● Saved data entries
_ _ _ _

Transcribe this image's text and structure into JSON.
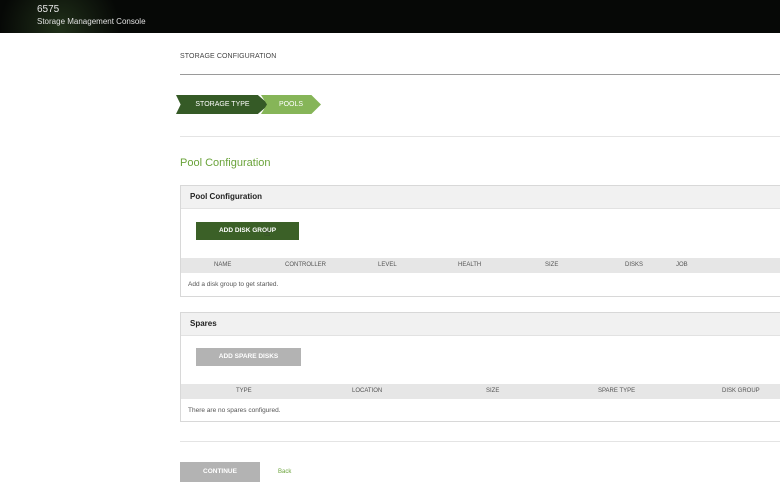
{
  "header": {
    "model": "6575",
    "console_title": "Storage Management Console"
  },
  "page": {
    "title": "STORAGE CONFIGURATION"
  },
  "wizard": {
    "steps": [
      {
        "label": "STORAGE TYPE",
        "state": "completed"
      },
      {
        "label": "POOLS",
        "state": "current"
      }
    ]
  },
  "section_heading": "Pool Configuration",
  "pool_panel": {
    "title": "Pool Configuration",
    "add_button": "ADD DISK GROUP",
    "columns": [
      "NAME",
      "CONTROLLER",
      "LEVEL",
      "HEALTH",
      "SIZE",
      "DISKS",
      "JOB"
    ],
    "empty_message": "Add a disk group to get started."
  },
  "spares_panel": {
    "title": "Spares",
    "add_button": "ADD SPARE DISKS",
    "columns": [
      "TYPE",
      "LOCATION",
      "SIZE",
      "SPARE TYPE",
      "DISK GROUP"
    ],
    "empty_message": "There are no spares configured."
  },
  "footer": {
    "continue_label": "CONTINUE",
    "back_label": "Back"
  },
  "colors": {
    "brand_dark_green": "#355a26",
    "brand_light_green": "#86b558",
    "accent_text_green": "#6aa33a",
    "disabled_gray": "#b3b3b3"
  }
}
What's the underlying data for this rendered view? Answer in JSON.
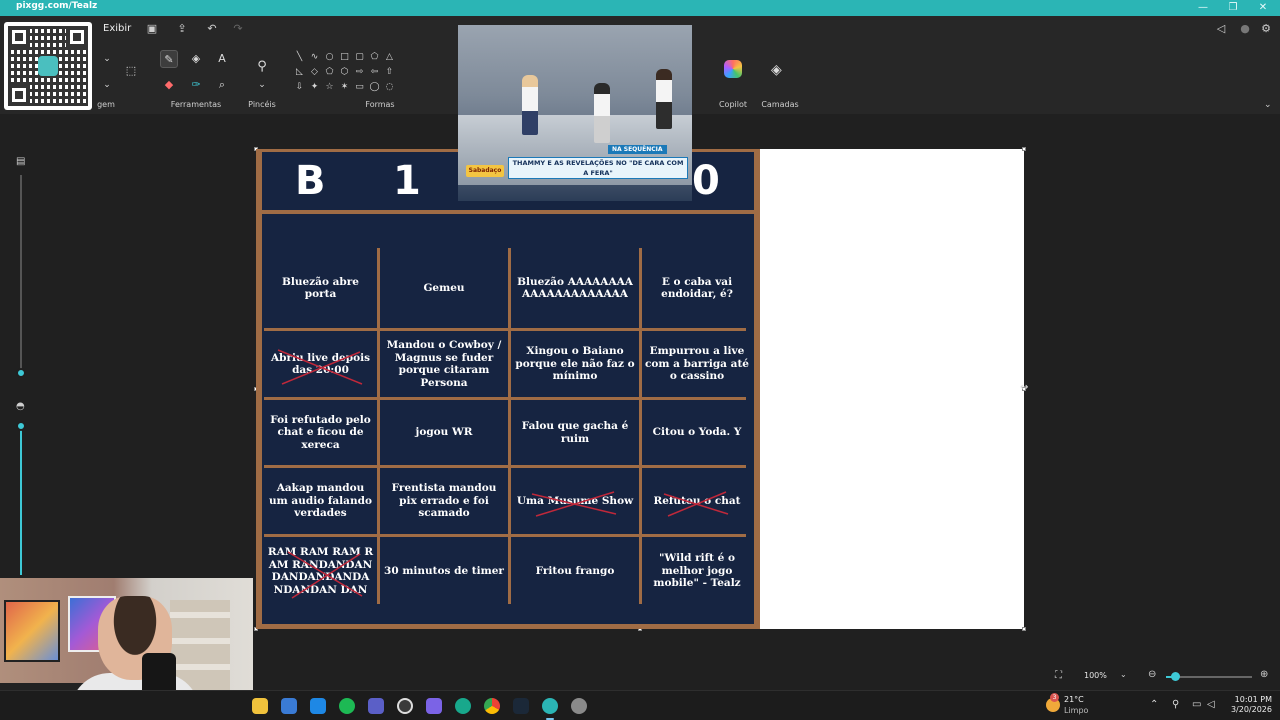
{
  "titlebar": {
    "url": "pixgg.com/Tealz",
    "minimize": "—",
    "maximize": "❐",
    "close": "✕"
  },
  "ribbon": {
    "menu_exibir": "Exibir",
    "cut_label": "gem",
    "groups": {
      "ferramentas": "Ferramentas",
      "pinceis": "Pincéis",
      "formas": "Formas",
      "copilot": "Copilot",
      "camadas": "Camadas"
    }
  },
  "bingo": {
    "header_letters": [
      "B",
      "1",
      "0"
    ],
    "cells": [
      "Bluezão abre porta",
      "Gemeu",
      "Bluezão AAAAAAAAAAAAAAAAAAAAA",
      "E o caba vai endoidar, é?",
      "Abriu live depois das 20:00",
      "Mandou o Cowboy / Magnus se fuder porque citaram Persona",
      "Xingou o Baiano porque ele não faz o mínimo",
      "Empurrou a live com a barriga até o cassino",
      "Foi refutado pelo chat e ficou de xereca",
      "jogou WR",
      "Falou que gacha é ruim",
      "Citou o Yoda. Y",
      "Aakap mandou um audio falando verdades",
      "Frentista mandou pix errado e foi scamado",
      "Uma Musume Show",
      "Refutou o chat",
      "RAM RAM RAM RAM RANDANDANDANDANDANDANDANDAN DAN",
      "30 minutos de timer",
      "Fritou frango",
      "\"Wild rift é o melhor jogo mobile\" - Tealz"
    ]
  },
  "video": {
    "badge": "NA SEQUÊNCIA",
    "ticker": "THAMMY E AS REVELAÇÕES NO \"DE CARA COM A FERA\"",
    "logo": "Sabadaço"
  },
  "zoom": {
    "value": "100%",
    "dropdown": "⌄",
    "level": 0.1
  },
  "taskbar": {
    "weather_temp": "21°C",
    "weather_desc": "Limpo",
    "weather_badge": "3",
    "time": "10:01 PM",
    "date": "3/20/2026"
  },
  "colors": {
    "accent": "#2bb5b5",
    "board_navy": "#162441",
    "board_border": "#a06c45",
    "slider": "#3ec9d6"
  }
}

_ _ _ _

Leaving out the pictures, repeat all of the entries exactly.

● SOLUTION TO THIS EXERCISE
Transcribe this image's text and structure into JSON.
{
  "header": {
    "model": "6575",
    "console_title": "Storage Management Console"
  },
  "page": {
    "title": "STORAGE CONFIGURATION"
  },
  "wizard": {
    "steps": [
      {
        "label": "STORAGE TYPE",
        "state": "completed"
      },
      {
        "label": "POOLS",
        "state": "current"
      }
    ]
  },
  "section_heading": "Pool Configuration",
  "pool_panel": {
    "title": "Pool Configuration",
    "add_button": "ADD DISK GROUP",
    "columns": [
      "NAME",
      "CONTROLLER",
      "LEVEL",
      "HEALTH",
      "SIZE",
      "DISKS",
      "JOB"
    ],
    "empty_message": "Add a disk group to get started."
  },
  "spares_panel": {
    "title": "Spares",
    "add_button": "ADD SPARE DISKS",
    "columns": [
      "TYPE",
      "LOCATION",
      "SIZE",
      "SPARE TYPE",
      "DISK GROUP"
    ],
    "empty_message": "There are no spares configured."
  },
  "footer": {
    "continue_label": "CONTINUE",
    "back_label": "Back"
  },
  "colors": {
    "brand_dark_green": "#355a26",
    "brand_light_green": "#86b558",
    "accent_text_green": "#6aa33a",
    "disabled_gray": "#b3b3b3"
  }
}
What's the underlying data for this rendered view? Answer in JSON.
{
  "titlebar": {
    "url": "pixgg.com/Tealz",
    "minimize": "—",
    "maximize": "❐",
    "close": "✕"
  },
  "ribbon": {
    "menu_exibir": "Exibir",
    "cut_label": "gem",
    "groups": {
      "ferramentas": "Ferramentas",
      "pinceis": "Pincéis",
      "formas": "Formas",
      "copilot": "Copilot",
      "camadas": "Camadas"
    }
  },
  "bingo": {
    "header_letters": [
      "B",
      "1",
      "0"
    ],
    "cells": [
      "Bluezão abre porta",
      "Gemeu",
      "Bluezão AAAAAAAAAAAAAAAAAAAAA",
      "E o caba vai endoidar, é?",
      "Abriu live depois das 20:00",
      "Mandou o Cowboy / Magnus se fuder porque citaram Persona",
      "Xingou o Baiano porque ele não faz o mínimo",
      "Empurrou a live com a barriga até o cassino",
      "Foi refutado pelo chat e ficou de xereca",
      "jogou WR",
      "Falou que gacha é ruim",
      "Citou o Yoda. Y",
      "Aakap mandou um audio falando verdades",
      "Frentista mandou pix errado e foi scamado",
      "Uma Musume Show",
      "Refutou o chat",
      "RAM RAM RAM RAM RANDANDANDANDANDANDANDANDAN DAN",
      "30 minutos de timer",
      "Fritou frango",
      "\"Wild rift é o melhor jogo mobile\" - Tealz"
    ]
  },
  "video": {
    "badge": "NA SEQUÊNCIA",
    "ticker": "THAMMY E AS REVELAÇÕES NO \"DE CARA COM A FERA\"",
    "logo": "Sabadaço"
  },
  "zoom": {
    "value": "100%",
    "dropdown": "⌄",
    "level": 0.1
  },
  "taskbar": {
    "weather_temp": "21°C",
    "weather_desc": "Limpo",
    "weather_badge": "3",
    "time": "10:01 PM",
    "date": "3/20/2026"
  },
  "colors": {
    "accent": "#2bb5b5",
    "board_navy": "#162441",
    "board_border": "#a06c45",
    "slider": "#3ec9d6"
  }
}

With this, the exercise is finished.